Assigned task: Each line that has the string "selected" must be copied from the records below.

[[ Exercise inputs, beginning ]]

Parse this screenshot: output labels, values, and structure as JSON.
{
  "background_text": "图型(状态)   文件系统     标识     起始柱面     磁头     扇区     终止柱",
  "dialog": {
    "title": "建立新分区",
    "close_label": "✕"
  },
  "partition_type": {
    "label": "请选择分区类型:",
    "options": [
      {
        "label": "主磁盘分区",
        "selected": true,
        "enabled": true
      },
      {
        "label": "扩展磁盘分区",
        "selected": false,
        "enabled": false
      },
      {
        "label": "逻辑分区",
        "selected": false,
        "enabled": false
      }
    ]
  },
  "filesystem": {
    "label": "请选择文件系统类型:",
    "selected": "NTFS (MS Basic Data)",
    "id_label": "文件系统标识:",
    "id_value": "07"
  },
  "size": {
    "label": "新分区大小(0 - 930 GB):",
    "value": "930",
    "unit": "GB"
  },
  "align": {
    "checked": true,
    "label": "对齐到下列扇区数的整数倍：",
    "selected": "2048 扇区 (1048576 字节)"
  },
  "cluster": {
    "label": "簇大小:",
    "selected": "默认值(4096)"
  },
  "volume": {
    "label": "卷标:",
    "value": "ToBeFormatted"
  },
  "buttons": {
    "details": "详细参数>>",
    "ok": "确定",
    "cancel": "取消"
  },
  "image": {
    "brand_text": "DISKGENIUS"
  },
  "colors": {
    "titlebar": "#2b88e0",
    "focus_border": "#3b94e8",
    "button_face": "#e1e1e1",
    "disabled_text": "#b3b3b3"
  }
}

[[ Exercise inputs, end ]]

Solution to this task:
        "selected": true,
        "selected": false,
        "selected": false,
    "selected": "NTFS (MS Basic Data)",
    "selected": "2048 扇区 (1048576 字节)"
    "selected": "默认值(4096)"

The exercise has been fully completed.